## TASK DIRECTIONS
For the entries that appear below, write out the exact text and omit the pictures.

*** INFORMATION GIVEN Section Begins ***

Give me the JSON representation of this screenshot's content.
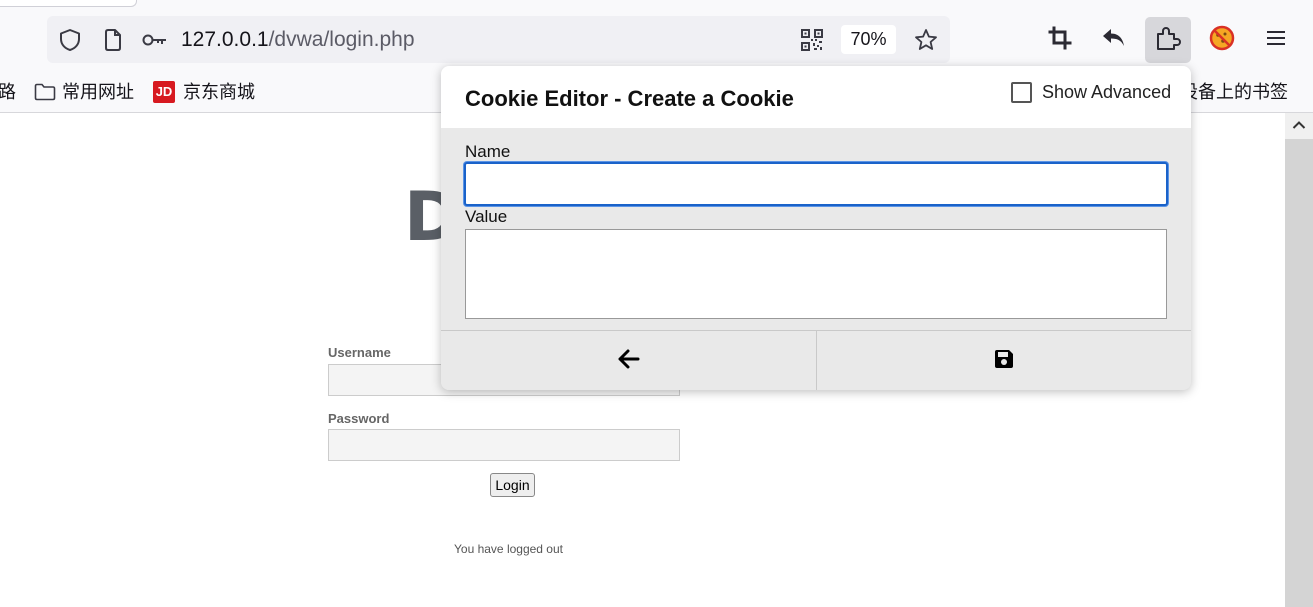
{
  "browser": {
    "url_host": "127.0.0.1",
    "url_path": "/dvwa/login.php",
    "zoom": "70%"
  },
  "bookmarks": {
    "items": [
      {
        "label": "路"
      },
      {
        "label": "常用网址",
        "icon": "folder-icon"
      },
      {
        "label": "京东商城",
        "icon": "jd-icon",
        "icon_text": "JD"
      },
      {
        "label": "设备上的书签"
      }
    ]
  },
  "page": {
    "logo_text": "D",
    "username_label": "Username",
    "password_label": "Password",
    "login_button": "Login",
    "status_message": "You have logged out"
  },
  "cookie_editor": {
    "title": "Cookie Editor - Create a Cookie",
    "show_advanced_label": "Show Advanced",
    "show_advanced_checked": false,
    "name_label": "Name",
    "name_value": "",
    "value_label": "Value",
    "value_value": "",
    "back_icon": "arrow-left-icon",
    "save_icon": "floppy-disk-icon"
  },
  "colors": {
    "focus_ring": "#1a62c9",
    "jd_red": "#d71920"
  }
}
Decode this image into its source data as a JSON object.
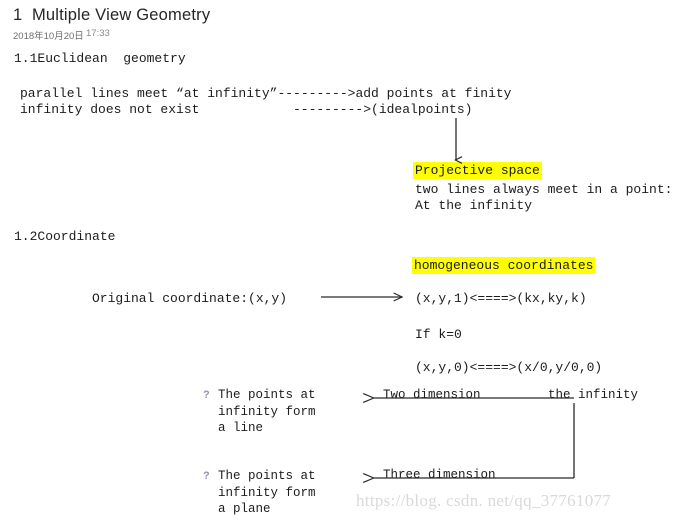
{
  "document": {
    "title": "1  Multiple View Geometry",
    "date": "2018年10月20日",
    "time": "17:33"
  },
  "sections": {
    "euclidean": {
      "heading": "1.1Euclidean  geometry",
      "line1": "parallel lines meet “at infinity”--------->add points at finity",
      "line2": "infinity does not exist",
      "line2_right": "--------->(idealpoints)"
    },
    "projective": {
      "title": "Projective space",
      "line1": "two lines always meet in a point:",
      "line2": "At the infinity"
    },
    "coordinate": {
      "heading": "1.2Coordinate",
      "homogeneous_title": "homogeneous coordinates",
      "original_label": "Original coordinate:(x,y)",
      "equation1": "(x,y,1)<====>(kx,ky,k)",
      "equation2": "If k=0",
      "equation3": "(x,y,0)<====>(x/0,y/0,0)"
    }
  },
  "bullets": [
    {
      "marker": "?",
      "text": "The points at\ninfinity form\na line",
      "arrow_label": "Two dimension"
    },
    {
      "marker": "?",
      "text": "The points at\ninfinity form\na plane",
      "arrow_label": "Three dimension"
    }
  ],
  "labels": {
    "the_infinity": "the infinity"
  },
  "watermark": "https://blog. csdn. net/qq_37761077",
  "colors": {
    "highlight": "#ffff00",
    "bullet_marker": "#9b8fb5",
    "text": "#1c1c1c",
    "watermark": "#d9d9d9",
    "connector": "#2b2b2b"
  }
}
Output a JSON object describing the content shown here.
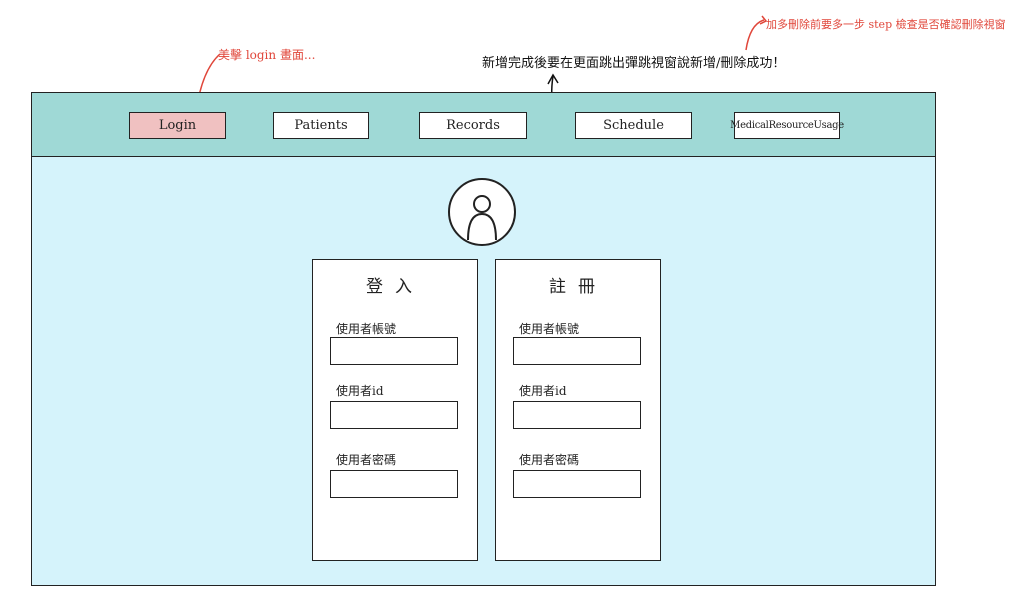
{
  "annotations": {
    "login_note": "美擊 login 畫面...",
    "feedback_note": "新增完成後要在更面跳出彈跳視窗說新增/刪除成功！",
    "delete_note": "加多刪除前要多一步 step 檢查是否確認刪除視窗"
  },
  "nav": {
    "login": "Login",
    "patients": "Patients",
    "records": "Records",
    "schedule": "Schedule",
    "medical_resource_usage": "MedicalResourceUsage",
    "active": "login"
  },
  "login_panel": {
    "title": "登入",
    "account_label": "使用者帳號",
    "id_label": "使用者id",
    "password_label": "使用者密碼",
    "account_value": "",
    "id_value": "",
    "password_value": ""
  },
  "register_panel": {
    "title": "註冊",
    "account_label": "使用者帳號",
    "id_label": "使用者id",
    "password_label": "使用者密碼",
    "account_value": "",
    "id_value": "",
    "password_value": ""
  },
  "colors": {
    "navbar": "#9fd9d6",
    "content": "#d5f3fb",
    "active_button": "#f0c1c1",
    "annotation_red": "#e0463a"
  },
  "icons": {
    "avatar": "user-avatar-icon"
  }
}
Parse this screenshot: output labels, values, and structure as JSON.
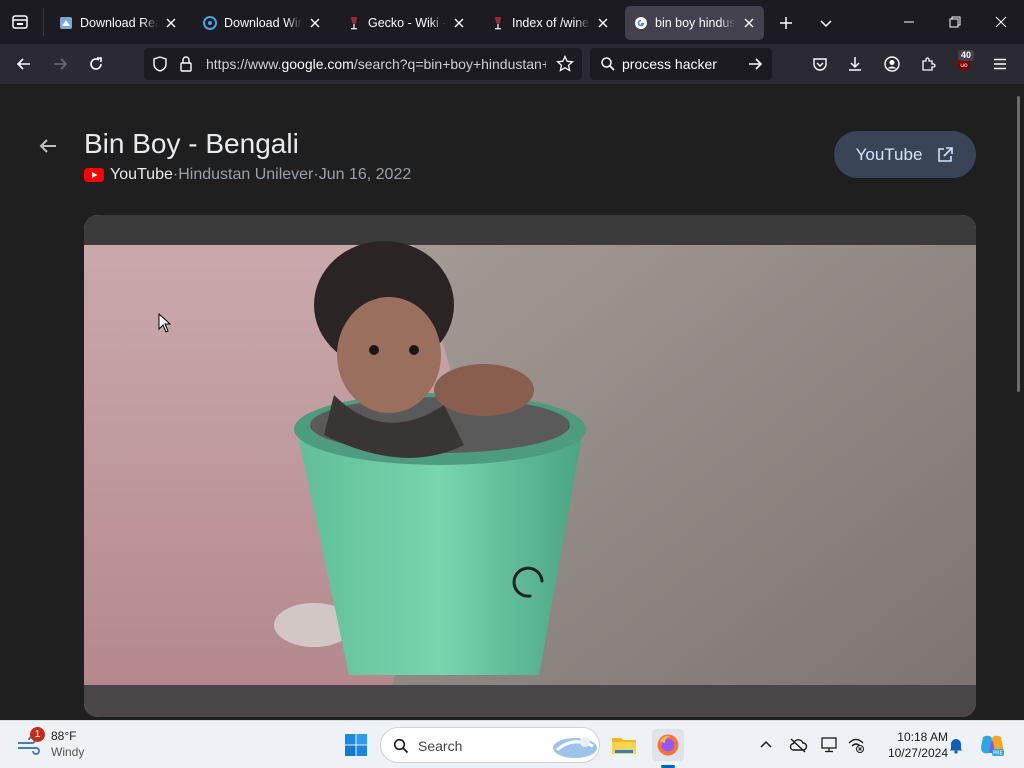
{
  "browser": {
    "tabs": [
      {
        "title": "Download ReactOS",
        "favicon": "reactos-icon",
        "active": false
      },
      {
        "title": "Download WineHQ",
        "favicon": "winehq-icon",
        "active": false
      },
      {
        "title": "Gecko - Wiki - wine",
        "favicon": "wine-icon",
        "active": false
      },
      {
        "title": "Index of /wine/wine",
        "favicon": "wine-icon",
        "active": false
      },
      {
        "title": "bin boy hindustan",
        "favicon": "google-icon",
        "active": true
      }
    ],
    "url": {
      "prefix": "https://www.",
      "domain": "google.com",
      "rest": "/search?q=bin+boy+hindustan+unilever"
    },
    "search_value": "process hacker",
    "extension_badge": "40"
  },
  "page": {
    "title": "Bin Boy - Bengali",
    "source": "YouTube",
    "separator": " · ",
    "channel": "Hindustan Unilever",
    "date": "Jun 16, 2022",
    "open_button_label": "YouTube"
  },
  "taskbar": {
    "weather_temp": "88°F",
    "weather_cond": "Windy",
    "weather_badge": "1",
    "search_label": "Search",
    "time": "10:18 AM",
    "date": "10/27/2024"
  }
}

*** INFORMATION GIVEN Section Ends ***

## RESULT OF THIS TASK
Give me the JSON representation of this screenshot's content.
{
  "browser": {
    "url_host": "127.0.0.1",
    "url_path": "/dvwa/login.php",
    "zoom": "70%"
  },
  "bookmarks": {
    "items": [
      {
        "label": "路"
      },
      {
        "label": "常用网址",
        "icon": "folder-icon"
      },
      {
        "label": "京东商城",
        "icon": "jd-icon",
        "icon_text": "JD"
      },
      {
        "label": "设备上的书签"
      }
    ]
  },
  "page": {
    "logo_text": "D",
    "username_label": "Username",
    "password_label": "Password",
    "login_button": "Login",
    "status_message": "You have logged out"
  },
  "cookie_editor": {
    "title": "Cookie Editor - Create a Cookie",
    "show_advanced_label": "Show Advanced",
    "show_advanced_checked": false,
    "name_label": "Name",
    "name_value": "",
    "value_label": "Value",
    "value_value": "",
    "back_icon": "arrow-left-icon",
    "save_icon": "floppy-disk-icon"
  },
  "colors": {
    "focus_ring": "#1a62c9",
    "jd_red": "#d71920"
  }
}
Decode this image into its source data as a JSON object.
{
  "document": {
    "title": "1  Multiple View Geometry",
    "date": "2018年10月20日",
    "time": "17:33"
  },
  "sections": {
    "euclidean": {
      "heading": "1.1Euclidean  geometry",
      "line1": "parallel lines meet “at infinity”--------->add points at finity",
      "line2": "infinity does not exist",
      "line2_right": "--------->(idealpoints)"
    },
    "projective": {
      "title": "Projective space",
      "line1": "two lines always meet in a point:",
      "line2": "At the infinity"
    },
    "coordinate": {
      "heading": "1.2Coordinate",
      "homogeneous_title": "homogeneous coordinates",
      "original_label": "Original coordinate:(x,y)",
      "equation1": "(x,y,1)<====>(kx,ky,k)",
      "equation2": "If k=0",
      "equation3": "(x,y,0)<====>(x/0,y/0,0)"
    }
  },
  "bullets": [
    {
      "marker": "?",
      "text": "The points at\ninfinity form\na line",
      "arrow_label": "Two dimension"
    },
    {
      "marker": "?",
      "text": "The points at\ninfinity form\na plane",
      "arrow_label": "Three dimension"
    }
  ],
  "labels": {
    "the_infinity": "the infinity"
  },
  "watermark": "https://blog. csdn. net/qq_37761077",
  "colors": {
    "highlight": "#ffff00",
    "bullet_marker": "#9b8fb5",
    "text": "#1c1c1c",
    "watermark": "#d9d9d9",
    "connector": "#2b2b2b"
  }
}
Output a JSON object describing the content shown here.
{
  "annotations": {
    "login_note": "美擊 login 畫面...",
    "feedback_note": "新增完成後要在更面跳出彈跳視窗說新增/刪除成功！",
    "delete_note": "加多刪除前要多一步 step 檢查是否確認刪除視窗"
  },
  "nav": {
    "login": "Login",
    "patients": "Patients",
    "records": "Records",
    "schedule": "Schedule",
    "medical_resource_usage": "MedicalResourceUsage",
    "active": "login"
  },
  "login_panel": {
    "title": "登入",
    "account_label": "使用者帳號",
    "id_label": "使用者id",
    "password_label": "使用者密碼",
    "account_value": "",
    "id_value": "",
    "password_value": ""
  },
  "register_panel": {
    "title": "註冊",
    "account_label": "使用者帳號",
    "id_label": "使用者id",
    "password_label": "使用者密碼",
    "account_value": "",
    "id_value": "",
    "password_value": ""
  },
  "colors": {
    "navbar": "#9fd9d6",
    "content": "#d5f3fb",
    "active_button": "#f0c1c1",
    "annotation_red": "#e0463a"
  },
  "icons": {
    "avatar": "user-avatar-icon"
  }
}
Parse this screenshot: output labels, values, and structure as JSON.
{
  "browser": {
    "tabs": [
      {
        "title": "Download ReactOS",
        "favicon": "reactos-icon",
        "active": false
      },
      {
        "title": "Download WineHQ",
        "favicon": "winehq-icon",
        "active": false
      },
      {
        "title": "Gecko - Wiki - wine",
        "favicon": "wine-icon",
        "active": false
      },
      {
        "title": "Index of /wine/wine",
        "favicon": "wine-icon",
        "active": false
      },
      {
        "title": "bin boy hindustan",
        "favicon": "google-icon",
        "active": true
      }
    ],
    "url": {
      "prefix": "https://www.",
      "domain": "google.com",
      "rest": "/search?q=bin+boy+hindustan+unilever"
    },
    "search_value": "process hacker",
    "extension_badge": "40"
  },
  "page": {
    "title": "Bin Boy - Bengali",
    "source": "YouTube",
    "separator": " · ",
    "channel": "Hindustan Unilever",
    "date": "Jun 16, 2022",
    "open_button_label": "YouTube"
  },
  "taskbar": {
    "weather_temp": "88°F",
    "weather_cond": "Windy",
    "weather_badge": "1",
    "search_label": "Search",
    "time": "10:18 AM",
    "date": "10/27/2024"
  }
}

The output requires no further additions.